WHAT THE TASK ASKS: Within the records, which lines hold the string "Volume"? Report each one by copying it.

GIVEN RECORDS:
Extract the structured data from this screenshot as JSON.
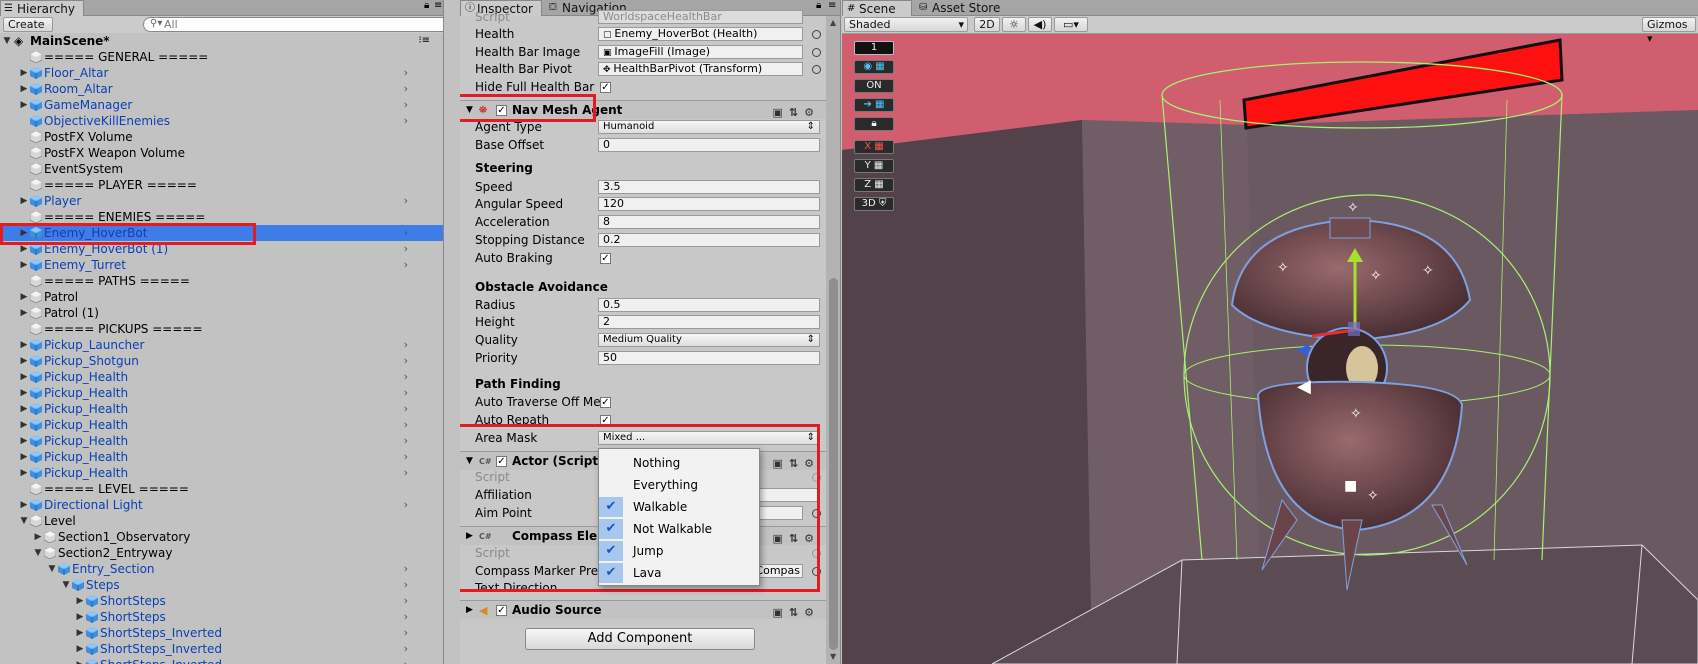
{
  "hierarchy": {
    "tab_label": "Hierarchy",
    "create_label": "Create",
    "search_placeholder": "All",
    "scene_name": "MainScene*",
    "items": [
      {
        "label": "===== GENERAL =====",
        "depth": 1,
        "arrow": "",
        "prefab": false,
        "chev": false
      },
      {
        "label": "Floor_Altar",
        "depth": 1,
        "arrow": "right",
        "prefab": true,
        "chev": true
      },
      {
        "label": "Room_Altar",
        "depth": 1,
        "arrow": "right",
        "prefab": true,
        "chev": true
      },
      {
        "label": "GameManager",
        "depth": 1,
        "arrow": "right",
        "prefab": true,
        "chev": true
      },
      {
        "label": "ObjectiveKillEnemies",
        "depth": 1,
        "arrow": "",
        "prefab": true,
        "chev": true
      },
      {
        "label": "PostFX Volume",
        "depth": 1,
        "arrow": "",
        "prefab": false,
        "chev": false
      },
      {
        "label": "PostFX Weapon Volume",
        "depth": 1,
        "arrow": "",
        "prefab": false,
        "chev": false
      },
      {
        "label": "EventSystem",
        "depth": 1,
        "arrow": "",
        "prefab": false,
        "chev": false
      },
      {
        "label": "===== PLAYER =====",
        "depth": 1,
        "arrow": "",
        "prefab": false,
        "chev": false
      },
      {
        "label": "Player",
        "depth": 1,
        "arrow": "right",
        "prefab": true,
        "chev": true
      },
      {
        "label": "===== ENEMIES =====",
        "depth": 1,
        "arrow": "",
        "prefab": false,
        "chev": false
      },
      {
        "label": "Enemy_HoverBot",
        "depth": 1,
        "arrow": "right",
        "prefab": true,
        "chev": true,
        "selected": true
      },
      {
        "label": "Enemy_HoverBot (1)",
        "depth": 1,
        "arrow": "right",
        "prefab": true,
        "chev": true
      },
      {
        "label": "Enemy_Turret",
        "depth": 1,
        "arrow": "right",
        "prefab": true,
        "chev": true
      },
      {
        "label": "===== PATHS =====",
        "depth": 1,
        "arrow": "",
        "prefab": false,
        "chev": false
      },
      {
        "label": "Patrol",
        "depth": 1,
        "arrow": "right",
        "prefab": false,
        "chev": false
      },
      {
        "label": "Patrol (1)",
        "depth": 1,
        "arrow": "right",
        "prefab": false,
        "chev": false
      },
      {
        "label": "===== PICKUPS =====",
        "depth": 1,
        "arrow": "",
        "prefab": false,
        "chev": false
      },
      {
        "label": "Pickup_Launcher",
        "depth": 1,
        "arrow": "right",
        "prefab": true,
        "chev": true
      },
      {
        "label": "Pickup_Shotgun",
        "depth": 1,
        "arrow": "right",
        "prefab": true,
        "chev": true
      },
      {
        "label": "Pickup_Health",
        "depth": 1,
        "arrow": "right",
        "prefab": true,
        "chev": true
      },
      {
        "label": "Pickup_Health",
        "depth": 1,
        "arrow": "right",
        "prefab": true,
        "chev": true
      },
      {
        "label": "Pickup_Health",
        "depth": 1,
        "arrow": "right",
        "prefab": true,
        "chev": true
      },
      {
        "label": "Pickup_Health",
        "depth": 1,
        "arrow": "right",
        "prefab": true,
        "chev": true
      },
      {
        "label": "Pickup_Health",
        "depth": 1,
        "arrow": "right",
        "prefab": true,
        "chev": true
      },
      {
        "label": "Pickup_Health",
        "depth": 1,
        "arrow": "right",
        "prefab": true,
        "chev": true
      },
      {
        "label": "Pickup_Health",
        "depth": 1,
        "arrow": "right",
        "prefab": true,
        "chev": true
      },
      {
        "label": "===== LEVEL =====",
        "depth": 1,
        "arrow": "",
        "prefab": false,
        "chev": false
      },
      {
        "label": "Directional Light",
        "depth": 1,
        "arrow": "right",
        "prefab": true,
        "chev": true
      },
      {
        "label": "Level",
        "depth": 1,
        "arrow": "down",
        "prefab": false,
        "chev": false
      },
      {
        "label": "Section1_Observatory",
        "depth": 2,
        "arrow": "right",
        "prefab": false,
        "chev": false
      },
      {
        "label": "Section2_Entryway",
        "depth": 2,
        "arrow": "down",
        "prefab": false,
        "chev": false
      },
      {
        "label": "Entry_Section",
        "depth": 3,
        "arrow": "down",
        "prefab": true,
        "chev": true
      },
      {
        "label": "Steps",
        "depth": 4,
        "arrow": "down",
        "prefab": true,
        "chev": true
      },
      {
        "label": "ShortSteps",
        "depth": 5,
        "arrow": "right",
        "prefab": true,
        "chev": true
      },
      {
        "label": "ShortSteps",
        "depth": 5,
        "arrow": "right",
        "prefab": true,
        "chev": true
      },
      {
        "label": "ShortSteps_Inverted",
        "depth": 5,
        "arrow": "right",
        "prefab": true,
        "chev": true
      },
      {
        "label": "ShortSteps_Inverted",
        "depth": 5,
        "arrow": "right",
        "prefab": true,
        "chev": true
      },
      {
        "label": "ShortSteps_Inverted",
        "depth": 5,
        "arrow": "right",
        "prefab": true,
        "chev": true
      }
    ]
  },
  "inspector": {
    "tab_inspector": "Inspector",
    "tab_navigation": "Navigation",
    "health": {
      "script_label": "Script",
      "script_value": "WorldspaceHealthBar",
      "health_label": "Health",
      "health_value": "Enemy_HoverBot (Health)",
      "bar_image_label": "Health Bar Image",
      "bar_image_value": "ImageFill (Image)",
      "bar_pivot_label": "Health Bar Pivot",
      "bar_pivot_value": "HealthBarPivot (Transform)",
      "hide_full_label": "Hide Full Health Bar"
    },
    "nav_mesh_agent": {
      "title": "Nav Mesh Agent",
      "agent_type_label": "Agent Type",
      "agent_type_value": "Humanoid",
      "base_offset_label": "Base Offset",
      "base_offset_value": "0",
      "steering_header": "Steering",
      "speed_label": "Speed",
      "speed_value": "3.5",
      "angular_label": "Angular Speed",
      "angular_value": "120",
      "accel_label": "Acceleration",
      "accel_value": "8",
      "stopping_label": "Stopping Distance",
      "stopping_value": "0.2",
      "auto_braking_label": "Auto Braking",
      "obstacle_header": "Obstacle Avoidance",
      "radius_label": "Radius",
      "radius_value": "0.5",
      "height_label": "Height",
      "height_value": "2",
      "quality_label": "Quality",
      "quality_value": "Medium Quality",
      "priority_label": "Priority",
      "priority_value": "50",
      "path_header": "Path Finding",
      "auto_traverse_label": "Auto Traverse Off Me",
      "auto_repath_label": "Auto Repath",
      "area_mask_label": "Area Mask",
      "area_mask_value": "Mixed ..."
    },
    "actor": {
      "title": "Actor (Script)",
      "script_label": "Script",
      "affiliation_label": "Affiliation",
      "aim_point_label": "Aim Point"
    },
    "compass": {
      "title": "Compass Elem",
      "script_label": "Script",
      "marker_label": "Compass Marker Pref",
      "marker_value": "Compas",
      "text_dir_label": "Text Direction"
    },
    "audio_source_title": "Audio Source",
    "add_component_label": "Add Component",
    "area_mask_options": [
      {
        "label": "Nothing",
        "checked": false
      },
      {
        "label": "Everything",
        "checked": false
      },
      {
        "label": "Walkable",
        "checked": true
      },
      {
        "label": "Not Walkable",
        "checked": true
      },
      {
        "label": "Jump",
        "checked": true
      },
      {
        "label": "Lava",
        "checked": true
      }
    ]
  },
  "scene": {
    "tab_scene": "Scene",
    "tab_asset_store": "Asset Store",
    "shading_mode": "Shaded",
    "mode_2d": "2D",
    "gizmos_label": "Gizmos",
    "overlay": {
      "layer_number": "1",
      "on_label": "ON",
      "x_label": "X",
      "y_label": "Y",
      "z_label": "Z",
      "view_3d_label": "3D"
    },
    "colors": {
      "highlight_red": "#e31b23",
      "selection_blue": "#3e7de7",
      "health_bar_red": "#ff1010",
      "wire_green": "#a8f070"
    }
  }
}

REPLY:
        "label": "PostFX Volume",
        "label": "PostFX Weapon Volume",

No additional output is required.